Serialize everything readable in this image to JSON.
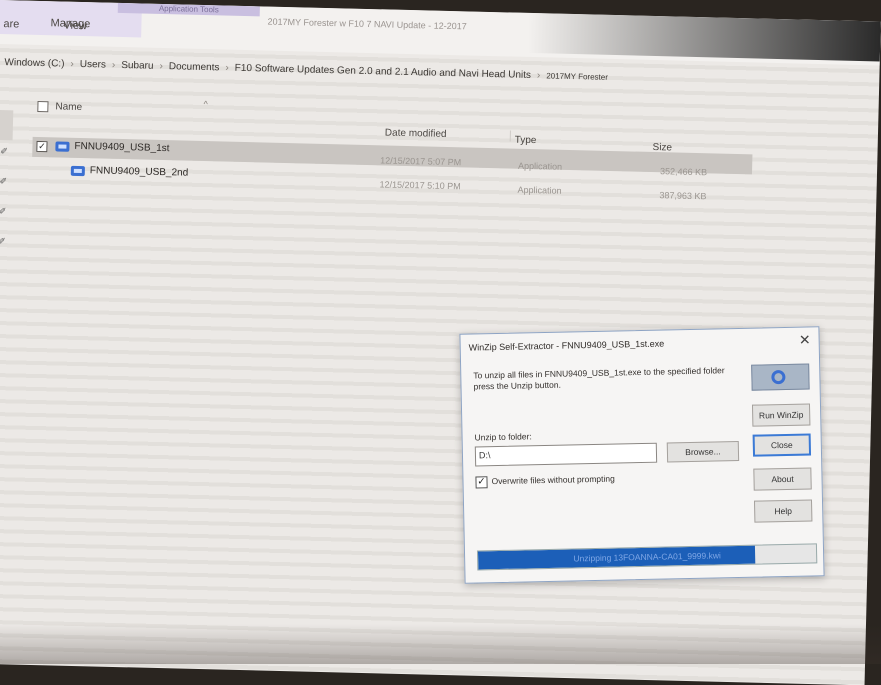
{
  "ribbon": {
    "tab_share": "are",
    "tab_view": "View",
    "tab_manage": "Manage",
    "tab_manage_context": "Application Tools",
    "window_title": "2017MY Forester w F10 7 NAVI Update - 12-2017"
  },
  "breadcrumb": [
    "Windows (C:)",
    "Users",
    "Subaru",
    "Documents",
    "F10 Software Updates Gen 2.0 and 2.1 Audio and Navi Head Units",
    "2017MY Forester"
  ],
  "columns": {
    "name": "Name",
    "date": "Date modified",
    "type": "Type",
    "size": "Size"
  },
  "files": [
    {
      "name": "FNNU9409_USB_1st",
      "date": "12/15/2017 5:07 PM",
      "type": "Application",
      "size": "352,466 KB",
      "selected": true
    },
    {
      "name": "FNNU9409_USB_2nd",
      "date": "12/15/2017 5:10 PM",
      "type": "Application",
      "size": "387,963 KB",
      "selected": false
    }
  ],
  "dialog": {
    "title": "WinZip Self-Extractor - FNNU9409_USB_1st.exe",
    "close_glyph": "✕",
    "message": "To unzip all files in FNNU9409_USB_1st.exe to the specified folder press the Unzip button.",
    "unzip_to_label": "Unzip to folder:",
    "folder_value": "D:\\",
    "browse_label": "Browse...",
    "overwrite_label": "Overwrite files without prompting",
    "overwrite_checked": true,
    "buttons": {
      "run_winzip": "Run WinZip",
      "close": "Close",
      "about": "About",
      "help": "Help"
    },
    "progress_text": "Unzipping 13FOANNA-CA01_9999.kwi",
    "progress_fraction": 0.82
  },
  "colors": {
    "accent": "#3b7ad6",
    "progress": "#1c5fb8",
    "selection": "#c9c5c1"
  }
}
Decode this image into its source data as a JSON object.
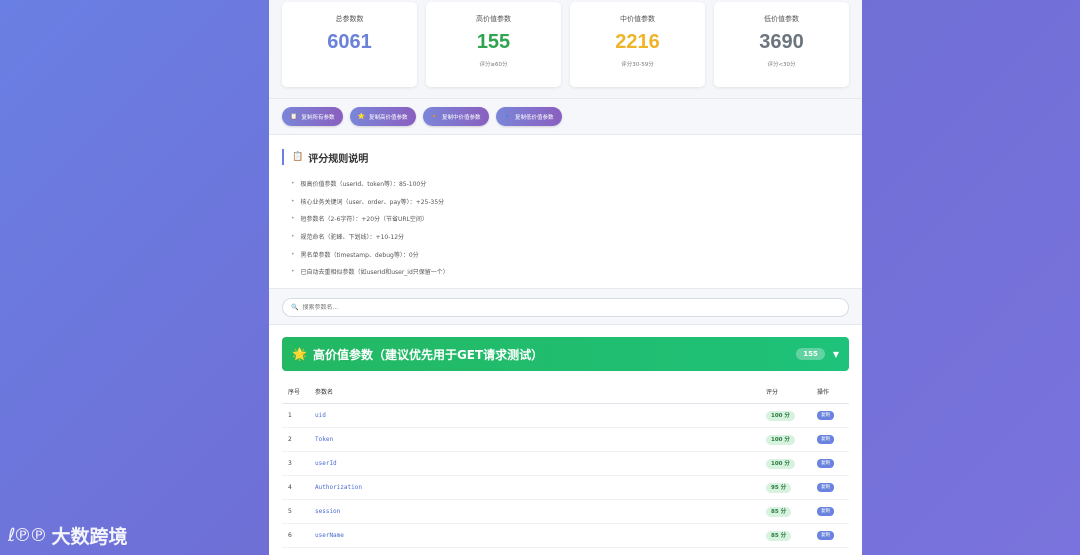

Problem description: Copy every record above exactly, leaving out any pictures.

Output of the exercise:
Serialize everything readable in this image to JSON.
{
  "ribbon": {
    "tab_share": "are",
    "tab_view": "View",
    "tab_manage": "Manage",
    "tab_manage_context": "Application Tools",
    "window_title": "2017MY Forester w F10 7 NAVI Update - 12-2017"
  },
  "breadcrumb": [
    "Windows (C:)",
    "Users",
    "Subaru",
    "Documents",
    "F10 Software Updates Gen 2.0 and 2.1 Audio and Navi Head Units",
    "2017MY Forester"
  ],
  "columns": {
    "name": "Name",
    "date": "Date modified",
    "type": "Type",
    "size": "Size"
  },
  "files": [
    {
      "name": "FNNU9409_USB_1st",
      "date": "12/15/2017 5:07 PM",
      "type": "Application",
      "size": "352,466 KB",
      "selected": true
    },
    {
      "name": "FNNU9409_USB_2nd",
      "date": "12/15/2017 5:10 PM",
      "type": "Application",
      "size": "387,963 KB",
      "selected": false
    }
  ],
  "dialog": {
    "title": "WinZip Self-Extractor - FNNU9409_USB_1st.exe",
    "close_glyph": "✕",
    "message": "To unzip all files in FNNU9409_USB_1st.exe to the specified folder press the Unzip button.",
    "unzip_to_label": "Unzip to folder:",
    "folder_value": "D:\\",
    "browse_label": "Browse...",
    "overwrite_label": "Overwrite files without prompting",
    "overwrite_checked": true,
    "buttons": {
      "run_winzip": "Run WinZip",
      "close": "Close",
      "about": "About",
      "help": "Help"
    },
    "progress_text": "Unzipping 13FOANNA-CA01_9999.kwi",
    "progress_fraction": 0.82
  },
  "colors": {
    "accent": "#3b7ad6",
    "progress": "#1c5fb8",
    "selection": "#c9c5c1"
  }
}
Decode this image into its source data as a JSON object.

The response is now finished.